Attention Deficit Disorder Prosthetic Memory Program

Atlantis

ADDPMP119
Atlantis - © Attention Deficit Disorder Prosthetic Memory Program

Atlantis is a fictional island mentioned within an allegory on the hubris of nations in Plato’s works Timaeus and Critias, where it represents the antagonist naval power that besieges “Ancient Athens”, the pseudo-historic embodiment of Plato’s ideal state in The Republic. In the story, Athens repels the Atlantean attack unlike any other nation of the known world, supposedly giving testament to the superiority of Plato’s concept of a state. The story concludes with Atlantis falling out of favor with the deities and submerging into the Atlantic Ocean.

Despite its minor importance in Plato’s work, the Atlantis story has had a considerable impact on literature. The allegorical aspect of Atlantis was taken up in utopian works of several Renaissance writers, such as Francis Bacon’s New Atlantis and Thomas More’s Utopia. On the other hand, nineteenth-century amateur scholars misinterpreted Plato’s narrative as historical tradition, most famously in Ignatius L. Donnelly’s Atlantis: The Antediluvian World. Plato’s vague indications of the time of the events—more than 9,000 years before his time —and the alleged location of Atlantis—”beyond the Pillars of Hercules”—has led to much pseudoscientific speculation. As a consequence, Atlantis has become a byword for any and all supposed advanced prehistoric lost civilizations and continues to inspire contemporary fiction, from comic books to films.

While present-day philologists and classicists agree on the story’s fictional character, there is still debate on what served as its inspiration. As for instance with the story of Gyges, Plato is known to have freely borrowed some of his allegories and metaphors from older traditions. This led a number of scholars to investigate possible inspiration of Atlantis from Egyptian records of the Thera eruption, the Sea Peoples invasion, or the Trojan War. Others have rejected this chain of tradition as implausible and insist that Plato created an entirely fictional nation as his example, drawing loose inspiration from contemporary events such as the failed Athenian invasion of Sicily in 415–413 BC or the destruction of Helike in 373 BC.

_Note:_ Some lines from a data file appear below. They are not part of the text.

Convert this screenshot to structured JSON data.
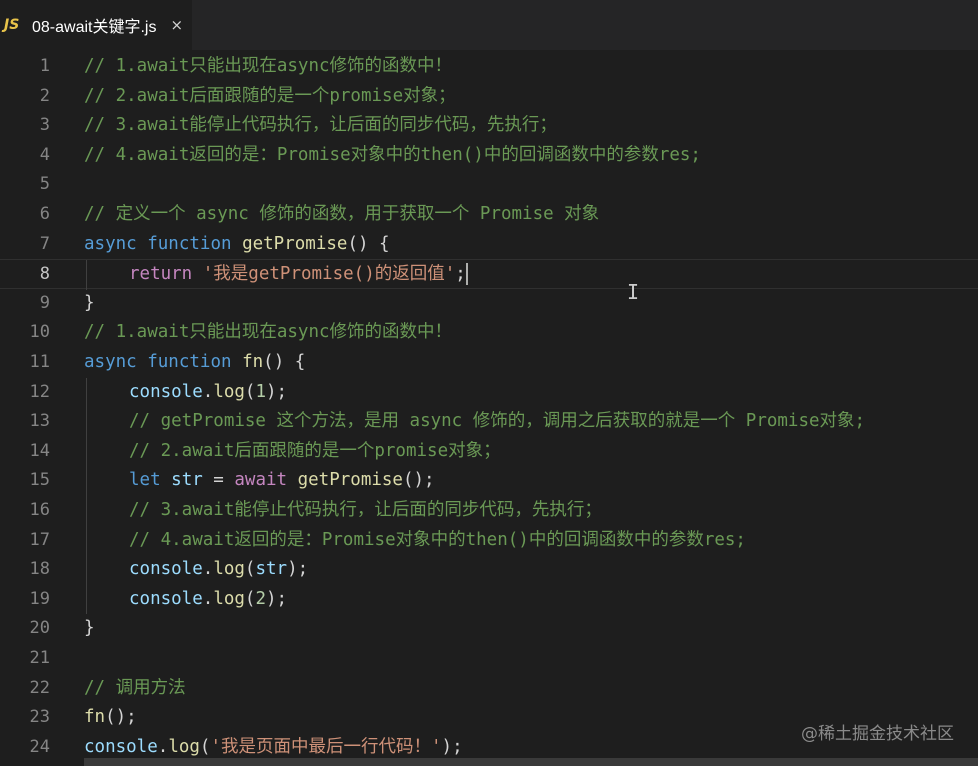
{
  "tab": {
    "icon_text": "JS",
    "filename": "08-await关键字.js",
    "close_glyph": "×"
  },
  "watermark": "@稀土掘金技术社区",
  "active_line": 8,
  "lines": [
    {
      "n": "1",
      "indent": 0,
      "tokens": [
        [
          "cm",
          "// 1.await只能出现在async修饰的函数中！"
        ]
      ]
    },
    {
      "n": "2",
      "indent": 0,
      "tokens": [
        [
          "cm",
          "// 2.await后面跟随的是一个promise对象；"
        ]
      ]
    },
    {
      "n": "3",
      "indent": 0,
      "tokens": [
        [
          "cm",
          "// 3.await能停止代码执行，让后面的同步代码，先执行；"
        ]
      ]
    },
    {
      "n": "4",
      "indent": 0,
      "tokens": [
        [
          "cm",
          "// 4.await返回的是：Promise对象中的then()中的回调函数中的参数res;"
        ]
      ]
    },
    {
      "n": "5",
      "indent": 0,
      "tokens": []
    },
    {
      "n": "6",
      "indent": 0,
      "tokens": [
        [
          "cm",
          "// 定义一个 async 修饰的函数，用于获取一个 Promise 对象"
        ]
      ]
    },
    {
      "n": "7",
      "indent": 0,
      "tokens": [
        [
          "kw",
          "async"
        ],
        [
          "pun",
          " "
        ],
        [
          "kw",
          "function"
        ],
        [
          "pun",
          " "
        ],
        [
          "fn",
          "getPromise"
        ],
        [
          "pun",
          "() {"
        ]
      ]
    },
    {
      "n": "8",
      "indent": 1,
      "tokens": [
        [
          "ctl",
          "return"
        ],
        [
          "pun",
          " "
        ],
        [
          "str",
          "'我是getPromise()的返回值'"
        ],
        [
          "pun",
          ";"
        ]
      ],
      "cursor": true
    },
    {
      "n": "9",
      "indent": 0,
      "tokens": [
        [
          "pun",
          "}"
        ]
      ]
    },
    {
      "n": "10",
      "indent": 0,
      "tokens": [
        [
          "cm",
          "// 1.await只能出现在async修饰的函数中！"
        ]
      ]
    },
    {
      "n": "11",
      "indent": 0,
      "tokens": [
        [
          "kw",
          "async"
        ],
        [
          "pun",
          " "
        ],
        [
          "kw",
          "function"
        ],
        [
          "pun",
          " "
        ],
        [
          "fn",
          "fn"
        ],
        [
          "pun",
          "() {"
        ]
      ]
    },
    {
      "n": "12",
      "indent": 1,
      "tokens": [
        [
          "var",
          "console"
        ],
        [
          "pun",
          "."
        ],
        [
          "fn",
          "log"
        ],
        [
          "pun",
          "("
        ],
        [
          "num",
          "1"
        ],
        [
          "pun",
          ");"
        ]
      ]
    },
    {
      "n": "13",
      "indent": 1,
      "tokens": [
        [
          "cm",
          "// getPromise 这个方法，是用 async 修饰的，调用之后获取的就是一个 Promise对象;"
        ]
      ]
    },
    {
      "n": "14",
      "indent": 1,
      "tokens": [
        [
          "cm",
          "// 2.await后面跟随的是一个promise对象；"
        ]
      ]
    },
    {
      "n": "15",
      "indent": 1,
      "tokens": [
        [
          "kw",
          "let"
        ],
        [
          "pun",
          " "
        ],
        [
          "var",
          "str"
        ],
        [
          "pun",
          " = "
        ],
        [
          "ctl",
          "await"
        ],
        [
          "pun",
          " "
        ],
        [
          "fn",
          "getPromise"
        ],
        [
          "pun",
          "();"
        ]
      ]
    },
    {
      "n": "16",
      "indent": 1,
      "tokens": [
        [
          "cm",
          "// 3.await能停止代码执行，让后面的同步代码，先执行；"
        ]
      ]
    },
    {
      "n": "17",
      "indent": 1,
      "tokens": [
        [
          "cm",
          "// 4.await返回的是：Promise对象中的then()中的回调函数中的参数res;"
        ]
      ]
    },
    {
      "n": "18",
      "indent": 1,
      "tokens": [
        [
          "var",
          "console"
        ],
        [
          "pun",
          "."
        ],
        [
          "fn",
          "log"
        ],
        [
          "pun",
          "("
        ],
        [
          "var",
          "str"
        ],
        [
          "pun",
          ");"
        ]
      ]
    },
    {
      "n": "19",
      "indent": 1,
      "tokens": [
        [
          "var",
          "console"
        ],
        [
          "pun",
          "."
        ],
        [
          "fn",
          "log"
        ],
        [
          "pun",
          "("
        ],
        [
          "num",
          "2"
        ],
        [
          "pun",
          ");"
        ]
      ]
    },
    {
      "n": "20",
      "indent": 0,
      "tokens": [
        [
          "pun",
          "}"
        ]
      ]
    },
    {
      "n": "21",
      "indent": 0,
      "tokens": []
    },
    {
      "n": "22",
      "indent": 0,
      "tokens": [
        [
          "cm",
          "// 调用方法"
        ]
      ]
    },
    {
      "n": "23",
      "indent": 0,
      "tokens": [
        [
          "fn",
          "fn"
        ],
        [
          "pun",
          "();"
        ]
      ]
    },
    {
      "n": "24",
      "indent": 0,
      "tokens": [
        [
          "var",
          "console"
        ],
        [
          "pun",
          "."
        ],
        [
          "fn",
          "log"
        ],
        [
          "pun",
          "("
        ],
        [
          "str",
          "'我是页面中最后一行代码！'"
        ],
        [
          "pun",
          ");"
        ]
      ]
    }
  ]
}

Binoculars Building - © Attention Deficit Disorder Prosthetic Memory Program
ADDPMP278
Binoculars Building
Yaeba - © Attention Deficit Disorder Prosthetic Memory Program
ADDPMP561
Yaeba
Physalia physalis - © Attention Deficit Disorder Prosthetic Memory Program
ADDPMP364
Physalia physalis
Olmec Colossal Heads - © Attention Deficit Disorder Prosthetic Memory Program
ADDPMP042
Olmec Colossal Heads
Dennis Tito - © Attention Deficit Disorder Prosthetic Memory Program
ADDPMP135
Dennis Tito
Tales of Mystery and Imagination - © Attention Deficit Disorder Prosthetic Memory Program
ADDPMP056
Tales of Mystery and Imagination
The Raven Paradox - © Attention Deficit Disorder Prosthetic Memory Program
ADDPMP353
The Raven Paradox
Cholita Climbers - © Attention Deficit Disorder Prosthetic Memory Program
ADDPMP455
Cholita Climbers
Laurent Melki - © Attention Deficit Disorder Prosthetic Memory Program
ADDPMP114
Laurent Melki
Pellegrina - © Attention Deficit Disorder Prosthetic Memory Program
ADDPMP457
Pellegrina
Cortical Homunculus - © Attention Deficit Disorder Prosthetic Memory Program
ADDPMP408
Cortical Homunculus
Shuttle Endeavor in the streets of Los Angeles - © Attention Deficit Disorder Prosthetic Memory Program
ADDPMP241
Shuttle Endeavor in the streets of Los Angeles

You are using an outdated browser.
Please upgrade your browser to improve your experience.